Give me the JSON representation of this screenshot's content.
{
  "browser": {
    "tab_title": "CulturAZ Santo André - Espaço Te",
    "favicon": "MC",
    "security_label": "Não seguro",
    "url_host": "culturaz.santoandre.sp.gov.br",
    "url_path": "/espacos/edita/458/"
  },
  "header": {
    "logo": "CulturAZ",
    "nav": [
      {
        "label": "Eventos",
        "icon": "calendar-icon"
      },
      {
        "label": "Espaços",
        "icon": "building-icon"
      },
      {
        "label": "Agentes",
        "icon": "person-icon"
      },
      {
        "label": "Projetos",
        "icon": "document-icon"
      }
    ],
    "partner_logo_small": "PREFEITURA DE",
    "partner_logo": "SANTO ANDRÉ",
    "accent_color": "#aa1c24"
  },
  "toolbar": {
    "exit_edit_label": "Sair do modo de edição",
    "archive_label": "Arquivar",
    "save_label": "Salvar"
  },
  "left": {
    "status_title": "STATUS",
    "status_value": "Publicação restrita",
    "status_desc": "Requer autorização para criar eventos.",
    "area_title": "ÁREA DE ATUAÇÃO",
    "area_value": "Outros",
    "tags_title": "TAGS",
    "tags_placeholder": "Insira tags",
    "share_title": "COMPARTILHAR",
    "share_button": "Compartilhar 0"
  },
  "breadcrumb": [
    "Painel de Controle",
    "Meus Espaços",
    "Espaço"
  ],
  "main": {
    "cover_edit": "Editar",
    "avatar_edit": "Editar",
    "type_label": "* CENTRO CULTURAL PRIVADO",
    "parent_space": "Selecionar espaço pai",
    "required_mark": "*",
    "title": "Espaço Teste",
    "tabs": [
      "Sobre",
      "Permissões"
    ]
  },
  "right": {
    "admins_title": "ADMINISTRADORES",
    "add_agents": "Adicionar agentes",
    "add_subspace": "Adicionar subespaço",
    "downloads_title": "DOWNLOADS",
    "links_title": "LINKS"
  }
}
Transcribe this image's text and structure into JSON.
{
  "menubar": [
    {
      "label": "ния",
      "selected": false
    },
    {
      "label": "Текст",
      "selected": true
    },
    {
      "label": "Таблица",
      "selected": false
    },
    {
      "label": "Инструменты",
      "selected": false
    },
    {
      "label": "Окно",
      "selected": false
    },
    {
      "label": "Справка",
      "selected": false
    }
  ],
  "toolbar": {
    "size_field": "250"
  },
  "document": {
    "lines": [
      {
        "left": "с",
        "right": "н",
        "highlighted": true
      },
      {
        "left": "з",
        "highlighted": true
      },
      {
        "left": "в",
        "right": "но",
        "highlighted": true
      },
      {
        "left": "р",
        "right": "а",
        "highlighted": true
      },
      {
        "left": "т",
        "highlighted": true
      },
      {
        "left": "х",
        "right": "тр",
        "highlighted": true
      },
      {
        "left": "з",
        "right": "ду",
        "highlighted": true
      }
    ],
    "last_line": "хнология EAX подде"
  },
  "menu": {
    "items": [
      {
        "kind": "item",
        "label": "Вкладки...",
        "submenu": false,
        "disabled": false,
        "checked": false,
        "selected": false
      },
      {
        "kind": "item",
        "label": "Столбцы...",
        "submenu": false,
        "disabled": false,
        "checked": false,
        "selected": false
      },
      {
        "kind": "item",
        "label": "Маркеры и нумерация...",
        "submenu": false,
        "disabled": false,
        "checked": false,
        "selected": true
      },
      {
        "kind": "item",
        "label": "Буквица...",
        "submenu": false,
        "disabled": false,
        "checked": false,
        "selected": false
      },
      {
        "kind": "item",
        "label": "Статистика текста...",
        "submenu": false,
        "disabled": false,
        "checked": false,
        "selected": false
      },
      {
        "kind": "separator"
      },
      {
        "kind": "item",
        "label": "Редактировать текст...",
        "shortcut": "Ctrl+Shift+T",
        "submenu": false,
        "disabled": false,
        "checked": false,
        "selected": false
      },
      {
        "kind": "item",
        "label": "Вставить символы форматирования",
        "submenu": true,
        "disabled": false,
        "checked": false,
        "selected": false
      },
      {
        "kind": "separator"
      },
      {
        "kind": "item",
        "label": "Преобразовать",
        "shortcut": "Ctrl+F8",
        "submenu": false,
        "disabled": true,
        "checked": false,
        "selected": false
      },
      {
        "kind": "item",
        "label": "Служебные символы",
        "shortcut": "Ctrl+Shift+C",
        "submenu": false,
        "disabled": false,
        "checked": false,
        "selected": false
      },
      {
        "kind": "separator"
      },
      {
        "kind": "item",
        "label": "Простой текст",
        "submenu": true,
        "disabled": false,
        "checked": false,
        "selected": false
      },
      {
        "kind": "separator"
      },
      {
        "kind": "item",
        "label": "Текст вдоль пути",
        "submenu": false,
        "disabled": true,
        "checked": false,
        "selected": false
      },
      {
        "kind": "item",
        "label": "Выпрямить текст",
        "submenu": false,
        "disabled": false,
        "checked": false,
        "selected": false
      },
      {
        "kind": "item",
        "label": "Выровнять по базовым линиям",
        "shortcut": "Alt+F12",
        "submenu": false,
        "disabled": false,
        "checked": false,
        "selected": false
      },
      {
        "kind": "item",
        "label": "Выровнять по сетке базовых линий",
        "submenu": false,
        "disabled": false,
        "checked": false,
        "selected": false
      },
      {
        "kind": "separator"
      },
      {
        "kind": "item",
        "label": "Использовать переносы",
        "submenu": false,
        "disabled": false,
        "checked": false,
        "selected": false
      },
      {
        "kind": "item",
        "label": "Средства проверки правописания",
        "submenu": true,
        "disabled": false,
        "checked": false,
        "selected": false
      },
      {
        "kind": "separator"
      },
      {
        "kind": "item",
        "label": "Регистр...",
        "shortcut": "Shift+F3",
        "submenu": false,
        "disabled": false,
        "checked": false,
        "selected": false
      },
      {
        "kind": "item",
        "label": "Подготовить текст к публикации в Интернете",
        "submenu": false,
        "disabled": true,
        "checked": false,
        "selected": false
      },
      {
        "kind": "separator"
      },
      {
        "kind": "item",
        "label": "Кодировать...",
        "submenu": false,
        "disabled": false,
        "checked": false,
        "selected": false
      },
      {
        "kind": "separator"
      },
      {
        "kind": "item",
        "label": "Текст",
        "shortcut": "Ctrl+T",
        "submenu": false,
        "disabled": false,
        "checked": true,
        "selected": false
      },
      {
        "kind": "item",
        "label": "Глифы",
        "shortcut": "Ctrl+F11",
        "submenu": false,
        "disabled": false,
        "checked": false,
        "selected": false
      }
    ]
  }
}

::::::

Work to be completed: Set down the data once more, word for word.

Solved exercise:
Give me the JSON representation of this screenshot's content.
{
  "browser": {
    "tab_title": "CulturAZ Santo André - Espaço Te",
    "favicon": "MC",
    "security_label": "Não seguro",
    "url_host": "culturaz.santoandre.sp.gov.br",
    "url_path": "/espacos/edita/458/"
  },
  "header": {
    "logo": "CulturAZ",
    "nav": [
      {
        "label": "Eventos",
        "icon": "calendar-icon"
      },
      {
        "label": "Espaços",
        "icon": "building-icon"
      },
      {
        "label": "Agentes",
        "icon": "person-icon"
      },
      {
        "label": "Projetos",
        "icon": "document-icon"
      }
    ],
    "partner_logo_small": "PREFEITURA DE",
    "partner_logo": "SANTO ANDRÉ",
    "accent_color": "#aa1c24"
  },
  "toolbar": {
    "exit_edit_label": "Sair do modo de edição",
    "archive_label": "Arquivar",
    "save_label": "Salvar"
  },
  "left": {
    "status_title": "STATUS",
    "status_value": "Publicação restrita",
    "status_desc": "Requer autorização para criar eventos.",
    "area_title": "ÁREA DE ATUAÇÃO",
    "area_value": "Outros",
    "tags_title": "TAGS",
    "tags_placeholder": "Insira tags",
    "share_title": "COMPARTILHAR",
    "share_button": "Compartilhar 0"
  },
  "breadcrumb": [
    "Painel de Controle",
    "Meus Espaços",
    "Espaço"
  ],
  "main": {
    "cover_edit": "Editar",
    "avatar_edit": "Editar",
    "type_label": "* CENTRO CULTURAL PRIVADO",
    "parent_space": "Selecionar espaço pai",
    "required_mark": "*",
    "title": "Espaço Teste",
    "tabs": [
      "Sobre",
      "Permissões"
    ]
  },
  "right": {
    "admins_title": "ADMINISTRADORES",
    "add_agents": "Adicionar agentes",
    "add_subspace": "Adicionar subespaço",
    "downloads_title": "DOWNLOADS",
    "links_title": "LINKS"
  }
}
Transcribe this image's text and structure into JSON.
{
  "menubar": [
    {
      "label": "ния",
      "selected": false
    },
    {
      "label": "Текст",
      "selected": true
    },
    {
      "label": "Таблица",
      "selected": false
    },
    {
      "label": "Инструменты",
      "selected": false
    },
    {
      "label": "Окно",
      "selected": false
    },
    {
      "label": "Справка",
      "selected": false
    }
  ],
  "toolbar": {
    "size_field": "250"
  },
  "document": {
    "lines": [
      {
        "left": "с",
        "right": "н",
        "highlighted": true
      },
      {
        "left": "з",
        "highlighted": true
      },
      {
        "left": "в",
        "right": "но",
        "highlighted": true
      },
      {
        "left": "р",
        "right": "а",
        "highlighted": true
      },
      {
        "left": "т",
        "highlighted": true
      },
      {
        "left": "х",
        "right": "тр",
        "highlighted": true
      },
      {
        "left": "з",
        "right": "ду",
        "highlighted": true
      }
    ],
    "last_line": "хнология EAX подде"
  },
  "menu": {
    "items": [
      {
        "kind": "item",
        "label": "Вкладки...",
        "submenu": false,
        "disabled": false,
        "checked": false,
        "selected": false
      },
      {
        "kind": "item",
        "label": "Столбцы...",
        "submenu": false,
        "disabled": false,
        "checked": false,
        "selected": false
      },
      {
        "kind": "item",
        "label": "Маркеры и нумерация...",
        "submenu": false,
        "disabled": false,
        "checked": false,
        "selected": true
      },
      {
        "kind": "item",
        "label": "Буквица...",
        "submenu": false,
        "disabled": false,
        "checked": false,
        "selected": false
      },
      {
        "kind": "item",
        "label": "Статистика текста...",
        "submenu": false,
        "disabled": false,
        "checked": false,
        "selected": false
      },
      {
        "kind": "separator"
      },
      {
        "kind": "item",
        "label": "Редактировать текст...",
        "shortcut": "Ctrl+Shift+T",
        "submenu": false,
        "disabled": false,
        "checked": false,
        "selected": false
      },
      {
        "kind": "item",
        "label": "Вставить символы форматирования",
        "submenu": true,
        "disabled": false,
        "checked": false,
        "selected": false
      },
      {
        "kind": "separator"
      },
      {
        "kind": "item",
        "label": "Преобразовать",
        "shortcut": "Ctrl+F8",
        "submenu": false,
        "disabled": true,
        "checked": false,
        "selected": false
      },
      {
        "kind": "item",
        "label": "Служебные символы",
        "shortcut": "Ctrl+Shift+C",
        "submenu": false,
        "disabled": false,
        "checked": false,
        "selected": false
      },
      {
        "kind": "separator"
      },
      {
        "kind": "item",
        "label": "Простой текст",
        "submenu": true,
        "disabled": false,
        "checked": false,
        "selected": false
      },
      {
        "kind": "separator"
      },
      {
        "kind": "item",
        "label": "Текст вдоль пути",
        "submenu": false,
        "disabled": true,
        "checked": false,
        "selected": false
      },
      {
        "kind": "item",
        "label": "Выпрямить текст",
        "submenu": false,
        "disabled": false,
        "checked": false,
        "selected": false
      },
      {
        "kind": "item",
        "label": "Выровнять по базовым линиям",
        "shortcut": "Alt+F12",
        "submenu": false,
        "disabled": false,
        "checked": false,
        "selected": false
      },
      {
        "kind": "item",
        "label": "Выровнять по сетке базовых линий",
        "submenu": false,
        "disabled": false,
        "checked": false,
        "selected": false
      },
      {
        "kind": "separator"
      },
      {
        "kind": "item",
        "label": "Использовать переносы",
        "submenu": false,
        "disabled": false,
        "checked": false,
        "selected": false
      },
      {
        "kind": "item",
        "label": "Средства проверки правописания",
        "submenu": true,
        "disabled": false,
        "checked": false,
        "selected": false
      },
      {
        "kind": "separator"
      },
      {
        "kind": "item",
        "label": "Регистр...",
        "shortcut": "Shift+F3",
        "submenu": false,
        "disabled": false,
        "checked": false,
        "selected": false
      },
      {
        "kind": "item",
        "label": "Подготовить текст к публикации в Интернете",
        "submenu": false,
        "disabled": true,
        "checked": false,
        "selected": false
      },
      {
        "kind": "separator"
      },
      {
        "kind": "item",
        "label": "Кодировать...",
        "submenu": false,
        "disabled": false,
        "checked": false,
        "selected": false
      },
      {
        "kind": "separator"
      },
      {
        "kind": "item",
        "label": "Текст",
        "shortcut": "Ctrl+T",
        "submenu": false,
        "disabled": false,
        "checked": true,
        "selected": false
      },
      {
        "kind": "item",
        "label": "Глифы",
        "shortcut": "Ctrl+F11",
        "submenu": false,
        "disabled": false,
        "checked": false,
        "selected": false
      }
    ]
  }
}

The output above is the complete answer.